• [Instructions for the task]:
Would you please copy out each entry exactly?

• [Dataset extract]:
######
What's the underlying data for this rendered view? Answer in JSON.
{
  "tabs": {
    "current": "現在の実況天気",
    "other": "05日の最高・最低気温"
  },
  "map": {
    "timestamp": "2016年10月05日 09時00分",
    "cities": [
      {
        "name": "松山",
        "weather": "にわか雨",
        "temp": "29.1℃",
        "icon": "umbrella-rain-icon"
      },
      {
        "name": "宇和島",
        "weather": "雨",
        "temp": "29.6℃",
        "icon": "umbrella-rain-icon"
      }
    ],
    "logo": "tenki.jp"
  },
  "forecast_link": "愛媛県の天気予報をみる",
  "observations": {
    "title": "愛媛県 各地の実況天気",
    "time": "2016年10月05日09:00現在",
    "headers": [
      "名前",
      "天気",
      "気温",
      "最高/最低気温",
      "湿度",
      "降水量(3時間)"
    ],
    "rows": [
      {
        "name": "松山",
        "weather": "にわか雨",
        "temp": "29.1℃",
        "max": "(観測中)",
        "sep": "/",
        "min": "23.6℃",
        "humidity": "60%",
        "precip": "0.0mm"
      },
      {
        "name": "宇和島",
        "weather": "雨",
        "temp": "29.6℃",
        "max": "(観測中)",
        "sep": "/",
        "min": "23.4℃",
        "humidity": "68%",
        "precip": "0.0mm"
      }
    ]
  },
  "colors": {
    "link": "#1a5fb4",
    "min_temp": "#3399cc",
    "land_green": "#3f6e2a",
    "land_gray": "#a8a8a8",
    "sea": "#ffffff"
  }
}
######
• [Exercise solution]:
What's the underlying data for this rendered view? Answer in JSON.
{
  "tabs": {
    "current": "現在の実況天気",
    "other": "05日の最高・最低気温"
  },
  "map": {
    "timestamp": "2016年10月05日 09時00分",
    "cities": [
      {
        "name": "松山",
        "weather": "にわか雨",
        "temp": "29.1℃",
        "icon": "umbrella-rain-icon"
      },
      {
        "name": "宇和島",
        "weather": "雨",
        "temp": "29.6℃",
        "icon": "umbrella-rain-icon"
      }
    ],
    "logo": "tenki.jp"
  },
  "forecast_link": "愛媛県の天気予報をみる",
  "observations": {
    "title": "愛媛県 各地の実況天気",
    "time": "2016年10月05日09:00現在",
    "headers": [
      "名前",
      "天気",
      "気温",
      "最高/最低気温",
      "湿度",
      "降水量(3時間)"
    ],
    "rows": [
      {
        "name": "松山",
        "weather": "にわか雨",
        "temp": "29.1℃",
        "max": "(観測中)",
        "sep": "/",
        "min": "23.6℃",
        "humidity": "60%",
        "precip": "0.0mm"
      },
      {
        "name": "宇和島",
        "weather": "雨",
        "temp": "29.6℃",
        "max": "(観測中)",
        "sep": "/",
        "min": "23.4℃",
        "humidity": "68%",
        "precip": "0.0mm"
      }
    ]
  },
  "colors": {
    "link": "#1a5fb4",
    "min_temp": "#3399cc",
    "land_green": "#3f6e2a",
    "land_gray": "#a8a8a8",
    "sea": "#ffffff"
  }
}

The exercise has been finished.